= Aim of the task =
Only a verbatim restatement of the lines from the one with "Serialize everything readable" through the end of the listing below is wanted. Pictures should be left out.

= Exercise data =
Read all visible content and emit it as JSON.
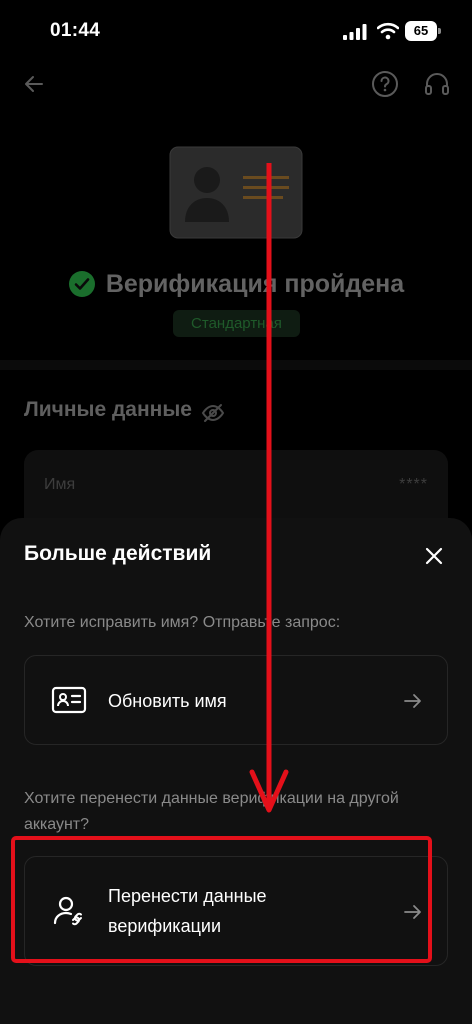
{
  "status_bar": {
    "time": "01:44",
    "battery": "65"
  },
  "background_page": {
    "verification_title": "Верификация пройдена",
    "level_badge": "Стандартная",
    "personal_section_title": "Личные данные",
    "name_field": {
      "label": "Имя",
      "value": "****"
    }
  },
  "sheet": {
    "title": "Больше действий",
    "hint_update_name": "Хотите исправить имя? Отправьте запрос:",
    "update_name_label": "Обновить имя",
    "hint_transfer": "Хотите перенести данные верификации на другой аккаунт?",
    "transfer_label": "Перенести данные верификации"
  },
  "icons": {
    "back": "back-arrow-icon",
    "help": "help-icon",
    "support": "headset-icon",
    "check": "check-circle-icon",
    "eye_off": "eye-off-icon",
    "close": "close-icon",
    "id_card": "id-card-icon",
    "user_link": "user-link-icon",
    "arrow_right": "arrow-right-icon"
  },
  "colors": {
    "sheet_bg": "#111111",
    "accent_green": "#1f9d3a",
    "annotation_red": "#e4101a"
  }
}
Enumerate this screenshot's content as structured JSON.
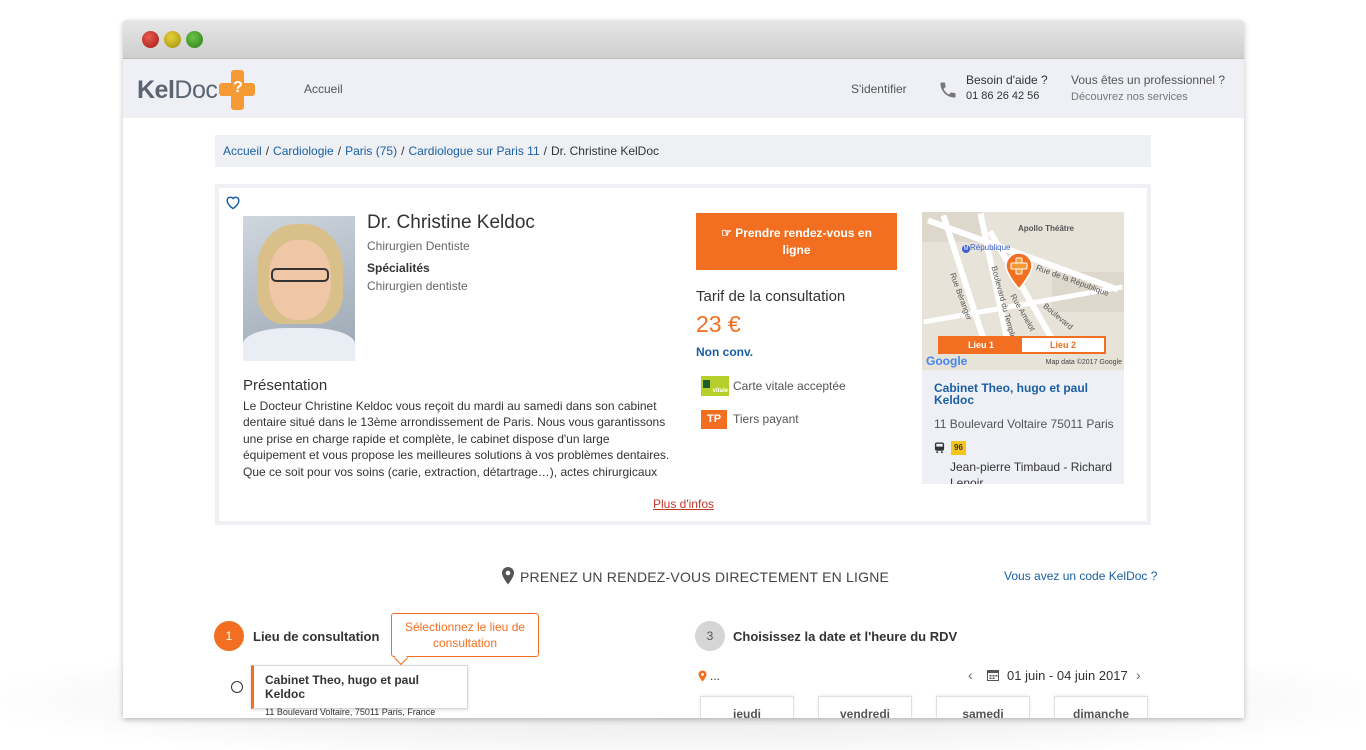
{
  "window": {
    "controls": [
      "close",
      "minimize",
      "maximize"
    ]
  },
  "navbar": {
    "logo_part1": "Kel",
    "logo_part2": "Doc",
    "logo_glyph": "?",
    "home": "Accueil",
    "login": "S'identifier",
    "help_title": "Besoin d'aide ?",
    "help_phone": "01 86 26 42 56",
    "pro_title": "Vous êtes un professionnel ?",
    "pro_link": "Découvrez nos services"
  },
  "breadcrumb": {
    "items": [
      "Accueil",
      "Cardiologie",
      "Paris (75)",
      "Cardiologue sur Paris 11"
    ],
    "separator": "/",
    "current": "Dr. Christine KelDoc"
  },
  "doctor": {
    "name": "Dr. Christine Keldoc",
    "title": "Chirurgien Dentiste",
    "specialties_label": "Spécialités",
    "specialty": "Chirurgien dentiste",
    "presentation_title": "Présentation",
    "presentation_text": "Le Docteur Christine Keldoc vous reçoit du mardi au samedi dans son cabinet dentaire situé dans le 13ème arrondissement de Paris. Nous vous garantissons une prise en charge rapide et complète, le cabinet dispose d'un large équipement et vous propose les meilleures solutions à vos problèmes dentaires. Que ce soit pour vos soins (carie, extraction, détartrage…), actes chirurgicaux (implants,",
    "more_link": "Plus d'infos"
  },
  "booking": {
    "button_label": "Prendre rendez-vous en ligne",
    "button_icon": "hand-pointer-icon",
    "tarif_title": "Tarif de la consultation",
    "price": "23 €",
    "convention": "Non conv.",
    "vitale_badge": "vitale",
    "vitale_label": "Carte vitale acceptée",
    "tp_badge": "TP",
    "tp_label": "Tiers payant"
  },
  "map": {
    "labels": [
      "Apollo Théâtre",
      "République",
      "Rue de la République",
      "Rue Béranger",
      "Boulevard du Temple",
      "Rue Amelot",
      "Boulevard"
    ],
    "tabs": [
      "Lieu 1",
      "Lieu 2"
    ],
    "active_tab": "Lieu 1",
    "google": "Google",
    "attribution": "Map data ©2017 Google",
    "metro_badge": "M"
  },
  "place": {
    "name": "Cabinet Theo, hugo et paul Keldoc",
    "address": "11 Boulevard Voltaire 75011 Paris",
    "bus_line": "96",
    "bus_stop": "Jean-pierre Timbaud - Richard Lenoir"
  },
  "rdv_section": {
    "title": "PRENEZ UN RENDEZ-VOUS DIRECTEMENT EN LIGNE",
    "code_link": "Vous avez un code KelDoc ?"
  },
  "step1": {
    "number": "1",
    "title": "Lieu de consultation",
    "tooltip": "Sélectionnez le lieu de consultation",
    "option_name": "Cabinet Theo, hugo et paul Keldoc",
    "option_address": "11 Boulevard Voltaire, 75011 Paris, France"
  },
  "step3": {
    "number": "3",
    "title": "Choisissez la date et l'heure du RDV",
    "location_placeholder": "...",
    "prev": "‹",
    "next": "›",
    "date_range": "01 juin - 04 juin 2017",
    "days": [
      "jeudi",
      "vendredi",
      "samedi",
      "dimanche"
    ]
  },
  "colors": {
    "accent": "#f26f21",
    "link": "#1a5fa5",
    "navbar_bg": "#eef0f6"
  }
}
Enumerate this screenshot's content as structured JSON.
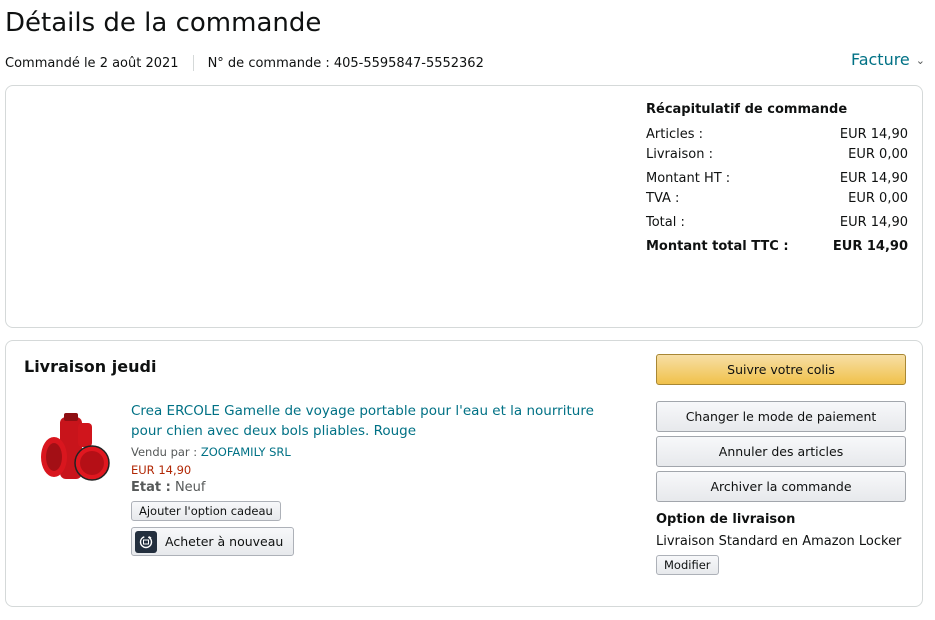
{
  "header": {
    "title": "Détails de la commande",
    "ordered_on": "Commandé le 2 août 2021",
    "order_number": "N° de commande : 405-5595847-5552362",
    "invoice_label": "Facture"
  },
  "summary": {
    "title": "Récapitulatif de commande",
    "rows": [
      {
        "label": "Articles :",
        "value": "EUR 14,90"
      },
      {
        "label": "Livraison :",
        "value": "EUR 0,00"
      },
      {
        "label": "Montant HT :",
        "value": "EUR 14,90"
      },
      {
        "label": "TVA :",
        "value": "EUR 0,00"
      },
      {
        "label": "Total :",
        "value": "EUR 14,90"
      },
      {
        "label": "Montant total TTC :",
        "value": "EUR 14,90"
      }
    ]
  },
  "delivery": {
    "title": "Livraison jeudi",
    "item": {
      "title": "Crea ERCOLE Gamelle de voyage portable pour l'eau et la nourriture pour chien avec deux bols pliables. Rouge",
      "sold_by_label": "Vendu par :",
      "seller": "ZOOFAMILY SRL",
      "price": "EUR 14,90",
      "condition_label": "Etat :",
      "condition": "Neuf",
      "gift_button": "Ajouter l'option cadeau",
      "rebuy_button": "Acheter à nouveau"
    },
    "actions": {
      "track": "Suivre votre colis",
      "change_payment": "Changer le mode de paiement",
      "cancel_items": "Annuler des articles",
      "archive_order": "Archiver la commande"
    },
    "shipping_option": {
      "title": "Option de livraison",
      "text": "Livraison Standard en Amazon Locker",
      "modify_button": "Modifier"
    }
  },
  "colors": {
    "link": "#007185",
    "price": "#b12704",
    "primary_button": "#f0c14b",
    "border": "#d5d9d9"
  }
}
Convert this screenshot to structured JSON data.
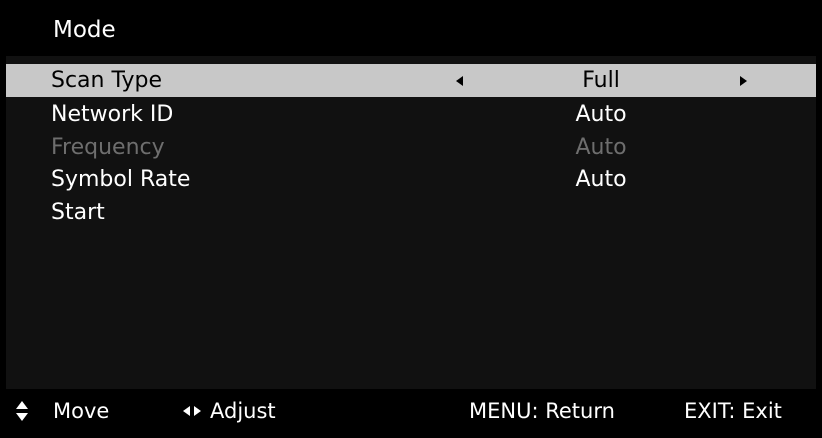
{
  "menu": {
    "title": "Mode",
    "rows": [
      {
        "label": "Scan Type",
        "value": "Full",
        "selected": true,
        "disabled": false,
        "has_arrows": true
      },
      {
        "label": "Network ID",
        "value": "Auto",
        "selected": false,
        "disabled": false,
        "has_arrows": false
      },
      {
        "label": "Frequency",
        "value": "Auto",
        "selected": false,
        "disabled": true,
        "has_arrows": false
      },
      {
        "label": "Symbol Rate",
        "value": "Auto",
        "selected": false,
        "disabled": false,
        "has_arrows": false
      },
      {
        "label": "Start",
        "value": "",
        "selected": false,
        "disabled": false,
        "has_arrows": false
      }
    ]
  },
  "footer": {
    "move_label": "Move",
    "adjust_label": "Adjust",
    "return_label": "MENU: Return",
    "exit_label": "EXIT: Exit",
    "move_icon": "up-down-arrows-icon",
    "adjust_icon": "left-right-arrows-icon"
  },
  "colors": {
    "background": "#111111",
    "bars": "#000000",
    "selected_row": "#c8c8c8",
    "selected_text": "#000000",
    "normal_text": "#ffffff",
    "disabled_text": "#6e6e6e"
  }
}
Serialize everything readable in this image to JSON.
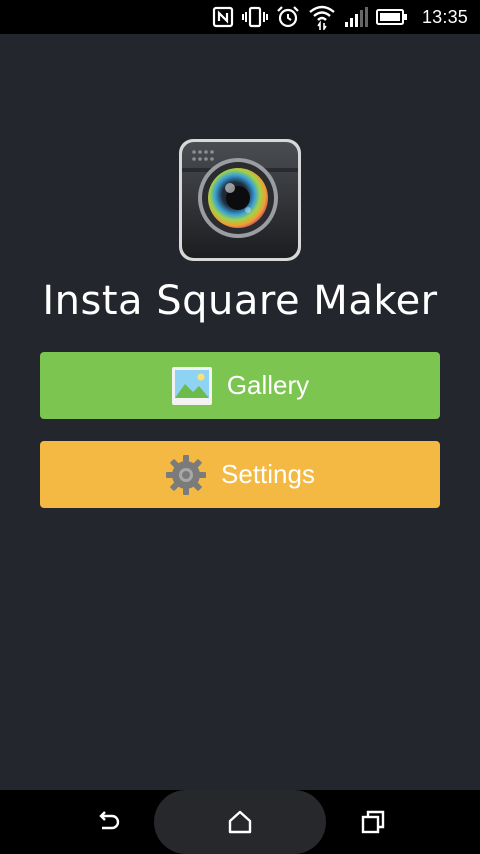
{
  "status_bar": {
    "time": "13:35",
    "icons": [
      "nfc-icon",
      "vibrate-icon",
      "alarm-icon",
      "wifi-icon",
      "signal-icon",
      "battery-icon"
    ]
  },
  "app": {
    "title": "Insta Square Maker",
    "icon": "camera-lens-icon"
  },
  "buttons": {
    "gallery_label": "Gallery",
    "gallery_icon": "gallery-picture-icon",
    "settings_label": "Settings",
    "settings_icon": "gear-icon"
  },
  "colors": {
    "background": "#23262c",
    "gallery": "#7cc551",
    "settings": "#f4b942"
  },
  "nav_bar": {
    "icons": [
      "back-icon",
      "home-icon",
      "recents-icon"
    ]
  }
}
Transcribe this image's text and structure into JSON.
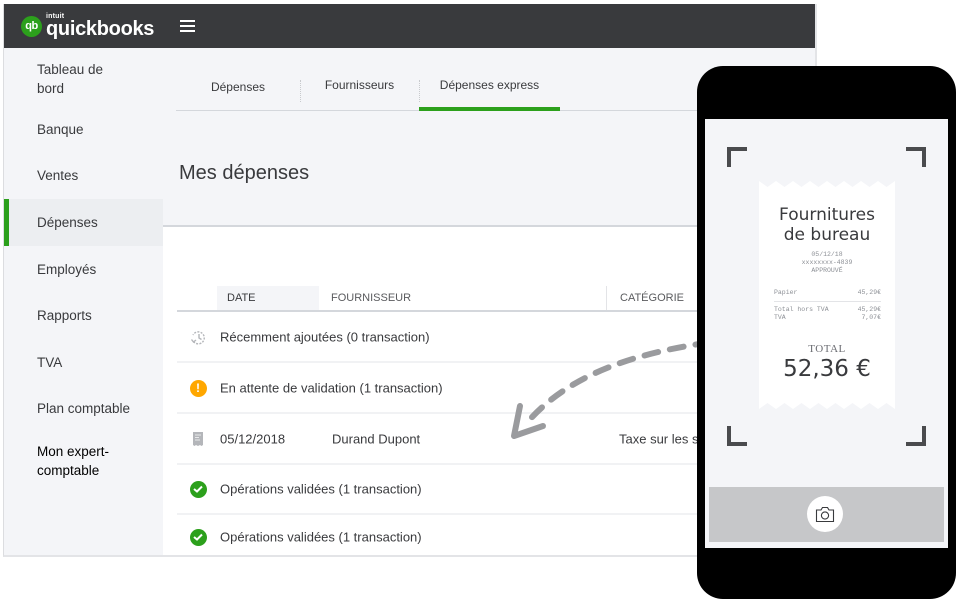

= Output for this exercise =
Serialize everything readable in this image to JSON.
{
  "status_bar": {
    "time": "13:35",
    "icons": [
      "nfc-icon",
      "vibrate-icon",
      "alarm-icon",
      "wifi-icon",
      "signal-icon",
      "battery-icon"
    ]
  },
  "app": {
    "title": "Insta Square Maker",
    "icon": "camera-lens-icon"
  },
  "buttons": {
    "gallery_label": "Gallery",
    "gallery_icon": "gallery-picture-icon",
    "settings_label": "Settings",
    "settings_icon": "gear-icon"
  },
  "colors": {
    "background": "#23262c",
    "gallery": "#7cc551",
    "settings": "#f4b942"
  },
  "nav_bar": {
    "icons": [
      "back-icon",
      "home-icon",
      "recents-icon"
    ]
  }
}
Transcribe this image's text and structure into JSON.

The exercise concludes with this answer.